This caricature shows a statue of William Pitt, the Younger (1759-1806), a British politician who, at the age of twenty-four, became the youngest Prime Minister of England. The yellow Pitt stands on a pedestal whose base reads: Increase of National debt 250-000-000. The stone under the statue says: Sic itur ad astra (thus you shall go to the stars), Income Tax. Smaller blocks are inscribed: Horse Duty, Tax on Beer, Tax on Malt, Additional House Tax, Additional Window Tax, Hat Duty, and so on. Pitt holds papers in his right hand marked ‘Budget” and at his left is a rudder decorated with a dolphin.
To the left of the statue stands Charles James Fox (1749-1806), a prominent British Whig statesman and the arch-rival of Pitt. With him is the playwright Richard Brinsley Sheridan (1751-1816) who was also a Member of Parliament aligned with the British Whig Party. Fox says: “That Brass countenance of his never shone with more conspicuous confidence, one would think he was in the very [?] of proposing a new Tax.” Sheridan says: “There’s a Monument of Integrity, his Works not only follow, but support him, Nebuchadnazzars Brazen Image was nothing to it, Nor his people half so Idolatrous.”
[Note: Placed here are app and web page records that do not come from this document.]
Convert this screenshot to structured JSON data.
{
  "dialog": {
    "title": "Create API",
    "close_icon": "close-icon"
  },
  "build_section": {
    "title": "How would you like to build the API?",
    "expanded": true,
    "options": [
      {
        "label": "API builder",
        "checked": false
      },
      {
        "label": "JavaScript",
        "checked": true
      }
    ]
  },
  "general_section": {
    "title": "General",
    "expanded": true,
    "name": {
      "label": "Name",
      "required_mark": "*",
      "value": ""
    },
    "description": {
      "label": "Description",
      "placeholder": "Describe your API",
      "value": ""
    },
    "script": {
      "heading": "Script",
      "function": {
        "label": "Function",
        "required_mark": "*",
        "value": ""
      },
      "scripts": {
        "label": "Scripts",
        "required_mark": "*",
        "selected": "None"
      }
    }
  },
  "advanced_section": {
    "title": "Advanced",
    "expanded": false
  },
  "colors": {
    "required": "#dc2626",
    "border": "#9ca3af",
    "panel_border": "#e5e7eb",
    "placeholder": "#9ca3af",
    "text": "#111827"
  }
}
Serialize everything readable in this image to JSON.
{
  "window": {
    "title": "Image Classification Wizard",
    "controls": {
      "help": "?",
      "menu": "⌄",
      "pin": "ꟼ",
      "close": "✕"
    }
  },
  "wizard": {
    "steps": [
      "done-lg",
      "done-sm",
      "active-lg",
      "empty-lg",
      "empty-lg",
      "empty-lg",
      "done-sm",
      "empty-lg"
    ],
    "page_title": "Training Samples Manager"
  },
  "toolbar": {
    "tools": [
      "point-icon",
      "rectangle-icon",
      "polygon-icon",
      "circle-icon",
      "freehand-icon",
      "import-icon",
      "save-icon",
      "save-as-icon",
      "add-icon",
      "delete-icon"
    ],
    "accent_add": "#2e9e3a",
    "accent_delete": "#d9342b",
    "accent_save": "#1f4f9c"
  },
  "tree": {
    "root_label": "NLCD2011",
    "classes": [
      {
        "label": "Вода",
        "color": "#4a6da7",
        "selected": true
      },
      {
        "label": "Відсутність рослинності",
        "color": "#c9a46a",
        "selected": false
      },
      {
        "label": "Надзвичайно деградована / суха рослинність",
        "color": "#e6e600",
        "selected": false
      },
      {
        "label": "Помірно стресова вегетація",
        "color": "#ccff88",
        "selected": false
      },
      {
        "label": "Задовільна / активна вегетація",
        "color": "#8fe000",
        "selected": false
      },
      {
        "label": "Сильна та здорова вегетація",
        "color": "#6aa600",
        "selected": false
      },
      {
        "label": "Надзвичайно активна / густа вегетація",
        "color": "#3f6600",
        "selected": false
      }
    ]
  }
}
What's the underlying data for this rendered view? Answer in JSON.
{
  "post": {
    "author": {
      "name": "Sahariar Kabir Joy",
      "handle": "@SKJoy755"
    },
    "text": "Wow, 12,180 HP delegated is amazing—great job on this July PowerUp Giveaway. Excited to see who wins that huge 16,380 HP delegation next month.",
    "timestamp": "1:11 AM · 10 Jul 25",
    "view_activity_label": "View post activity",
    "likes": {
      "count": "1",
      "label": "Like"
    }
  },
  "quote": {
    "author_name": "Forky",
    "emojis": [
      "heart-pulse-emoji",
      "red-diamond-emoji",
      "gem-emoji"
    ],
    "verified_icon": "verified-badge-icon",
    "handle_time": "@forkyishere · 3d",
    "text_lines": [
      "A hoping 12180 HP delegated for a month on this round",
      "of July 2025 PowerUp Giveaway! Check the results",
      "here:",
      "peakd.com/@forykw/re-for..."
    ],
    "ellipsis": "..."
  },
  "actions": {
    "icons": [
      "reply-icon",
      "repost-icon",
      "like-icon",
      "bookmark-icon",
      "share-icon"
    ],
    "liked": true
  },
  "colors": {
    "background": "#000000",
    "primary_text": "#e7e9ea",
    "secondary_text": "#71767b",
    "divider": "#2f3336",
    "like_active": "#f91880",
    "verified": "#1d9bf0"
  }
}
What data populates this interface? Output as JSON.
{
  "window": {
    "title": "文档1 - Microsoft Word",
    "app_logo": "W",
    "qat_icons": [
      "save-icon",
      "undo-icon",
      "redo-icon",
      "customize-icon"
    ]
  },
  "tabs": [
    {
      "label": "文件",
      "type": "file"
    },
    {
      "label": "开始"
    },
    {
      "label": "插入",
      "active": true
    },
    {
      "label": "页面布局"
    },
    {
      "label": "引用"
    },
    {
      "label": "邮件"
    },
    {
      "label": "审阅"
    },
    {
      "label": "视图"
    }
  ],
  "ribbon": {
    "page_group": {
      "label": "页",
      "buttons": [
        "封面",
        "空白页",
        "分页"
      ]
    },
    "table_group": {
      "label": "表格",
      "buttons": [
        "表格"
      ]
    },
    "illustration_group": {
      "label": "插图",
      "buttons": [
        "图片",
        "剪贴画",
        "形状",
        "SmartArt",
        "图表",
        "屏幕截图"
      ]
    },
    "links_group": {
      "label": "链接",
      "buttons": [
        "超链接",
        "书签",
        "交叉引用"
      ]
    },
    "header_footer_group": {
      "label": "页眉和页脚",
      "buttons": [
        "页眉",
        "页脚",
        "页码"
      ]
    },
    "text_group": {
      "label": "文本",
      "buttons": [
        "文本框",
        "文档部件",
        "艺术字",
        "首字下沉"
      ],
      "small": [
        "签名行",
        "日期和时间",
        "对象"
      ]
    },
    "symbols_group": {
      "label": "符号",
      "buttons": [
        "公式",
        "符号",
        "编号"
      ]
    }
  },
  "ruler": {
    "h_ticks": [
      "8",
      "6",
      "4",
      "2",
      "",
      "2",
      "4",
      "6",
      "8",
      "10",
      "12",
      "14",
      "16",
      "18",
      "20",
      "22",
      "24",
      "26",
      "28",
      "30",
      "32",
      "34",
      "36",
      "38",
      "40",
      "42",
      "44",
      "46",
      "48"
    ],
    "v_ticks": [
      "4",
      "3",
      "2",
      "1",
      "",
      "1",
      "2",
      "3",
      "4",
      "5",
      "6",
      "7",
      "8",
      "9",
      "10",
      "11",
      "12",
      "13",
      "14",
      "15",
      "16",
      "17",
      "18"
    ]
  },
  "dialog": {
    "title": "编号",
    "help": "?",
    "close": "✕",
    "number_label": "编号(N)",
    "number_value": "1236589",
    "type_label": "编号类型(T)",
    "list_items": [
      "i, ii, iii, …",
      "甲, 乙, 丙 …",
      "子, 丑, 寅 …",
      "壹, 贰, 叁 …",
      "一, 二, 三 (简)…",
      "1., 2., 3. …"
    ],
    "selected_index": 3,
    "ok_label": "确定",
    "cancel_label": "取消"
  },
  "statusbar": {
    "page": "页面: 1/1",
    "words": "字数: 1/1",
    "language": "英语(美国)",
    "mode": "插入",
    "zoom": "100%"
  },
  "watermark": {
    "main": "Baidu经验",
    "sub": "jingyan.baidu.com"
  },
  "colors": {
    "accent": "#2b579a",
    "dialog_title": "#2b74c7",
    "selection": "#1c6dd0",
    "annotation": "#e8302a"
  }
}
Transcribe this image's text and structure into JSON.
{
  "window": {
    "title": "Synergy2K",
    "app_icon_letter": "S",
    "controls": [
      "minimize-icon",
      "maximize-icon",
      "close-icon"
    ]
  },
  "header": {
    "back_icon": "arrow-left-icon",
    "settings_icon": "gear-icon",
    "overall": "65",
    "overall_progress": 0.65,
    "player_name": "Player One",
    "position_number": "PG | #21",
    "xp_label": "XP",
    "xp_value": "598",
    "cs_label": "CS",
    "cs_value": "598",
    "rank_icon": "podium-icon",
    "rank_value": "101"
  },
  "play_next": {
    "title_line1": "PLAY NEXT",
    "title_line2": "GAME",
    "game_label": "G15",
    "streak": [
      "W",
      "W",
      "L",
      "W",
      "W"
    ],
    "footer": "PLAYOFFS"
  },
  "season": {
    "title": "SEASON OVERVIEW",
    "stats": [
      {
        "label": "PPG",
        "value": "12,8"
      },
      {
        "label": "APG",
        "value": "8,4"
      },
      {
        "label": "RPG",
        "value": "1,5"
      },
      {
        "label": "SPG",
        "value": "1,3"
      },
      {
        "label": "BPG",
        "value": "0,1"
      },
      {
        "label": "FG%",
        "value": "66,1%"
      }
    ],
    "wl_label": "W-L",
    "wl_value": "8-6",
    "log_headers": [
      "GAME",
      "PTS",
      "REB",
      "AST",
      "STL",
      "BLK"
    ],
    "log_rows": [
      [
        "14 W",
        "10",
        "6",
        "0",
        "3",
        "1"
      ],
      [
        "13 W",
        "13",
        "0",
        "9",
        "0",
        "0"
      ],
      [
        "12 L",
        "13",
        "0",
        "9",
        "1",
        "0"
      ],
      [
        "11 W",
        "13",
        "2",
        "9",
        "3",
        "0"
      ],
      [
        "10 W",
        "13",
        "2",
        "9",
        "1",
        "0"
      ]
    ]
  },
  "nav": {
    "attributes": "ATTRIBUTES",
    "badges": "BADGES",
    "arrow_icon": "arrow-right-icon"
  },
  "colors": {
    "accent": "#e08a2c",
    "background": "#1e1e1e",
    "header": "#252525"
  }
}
The opposite pair is John Bull (the personification of England) and his wife Hibernia. He says: “Odzooks there’s the dear Image - , the promoter of our Union, and I suppose that there Writing there, is the account of all his wonderfull Works”. She says: “Why Mr Bull I thought he was the greatest Man we ever had, but its all Bodder, why by St Patrick, Mr OBrien (the Irish Giant) [i.e. Patrick Cotter] would make Six of him.”